Highly detailed map of the Northwestern United States, from a scarce edition of Colton's New General Atlas.
Early results of the General Land Office Surveys appear.
This map is one of the best regional maps of the period, showing remarkable Indian detail, early forts, explorer's routes, mining information and a wonderful look at the evolving geographical knowledge of the region. Following the end of the Civil War, this region was explored again in earnest, and with substantial new information being added north of the Wind River Range.
Many early Indian Reservations noted. Gold regions are noted.
A terrific early map, one of the few regional maps to appear in a commercial atlas.
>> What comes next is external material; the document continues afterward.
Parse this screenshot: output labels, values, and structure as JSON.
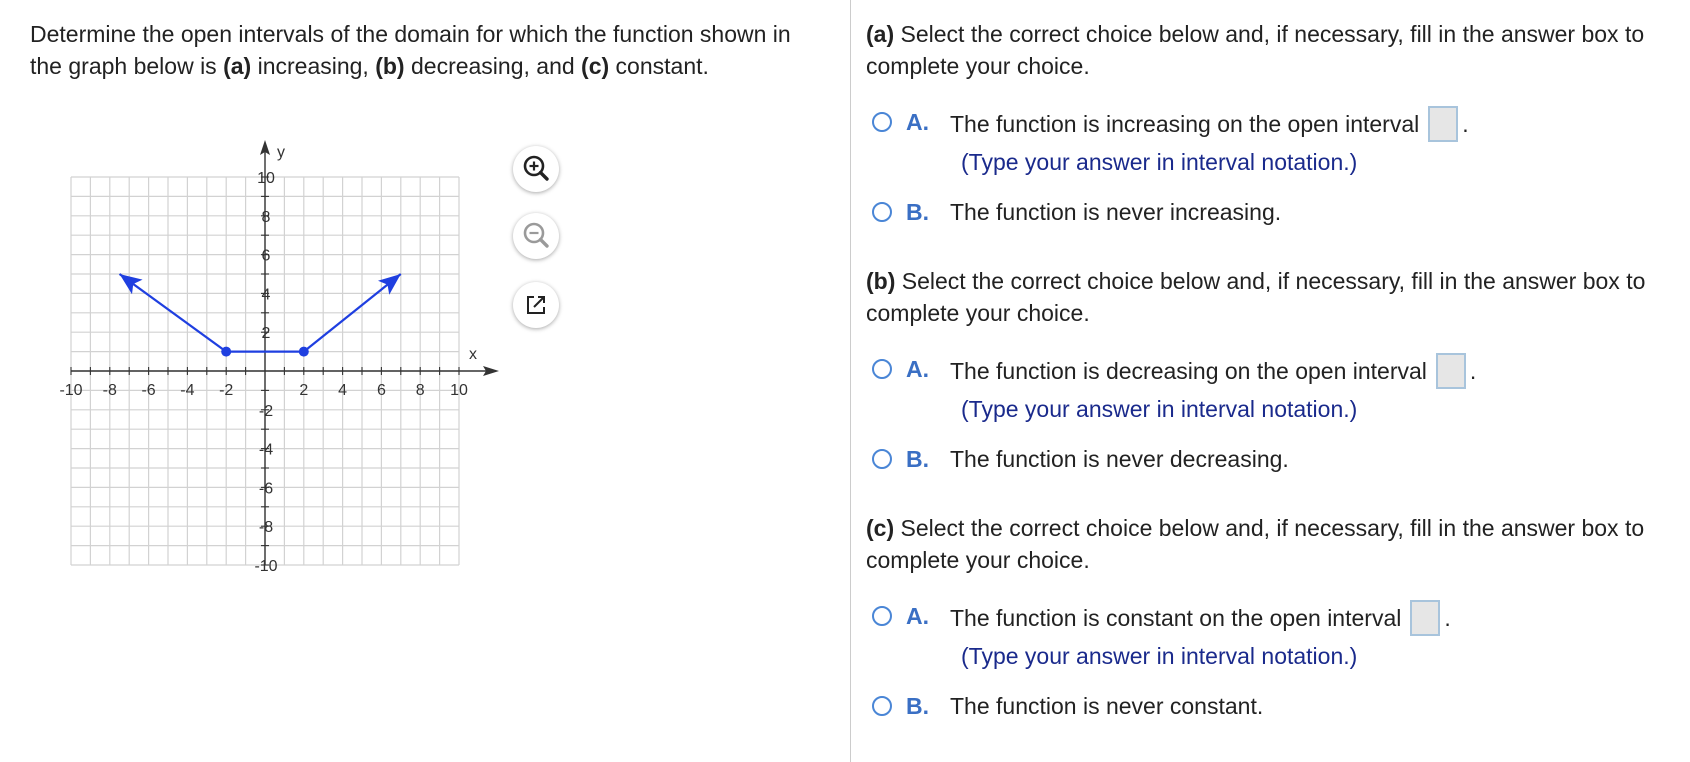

G. W. & C. B. Colton was a prominent family firm of mapmakers who were leaders in the American map trade in the nineteenth century. The business was founded by Joseph Hutchins Colton (1800-1893) who bought copyrights to existing maps and oversaw their production. By the 1850s, their output had expanded to include original maps, guidebooks, atlases, and railroad maps. Joseph was succeeded by his sons, George Woolworth (1827-1901) and Charles B. Colton (1831-1916). The firm was renamed G. W. & C. B. Colton as a result. George is thought responsible for their best-known work, the General Atlas, originally published under that title in 1857. In 1898, the brothers merged their business and the firm became Colton, Ohman, & Co., which operated until 1901, when August R. Ohman took on the business alone and dropped the Colton name.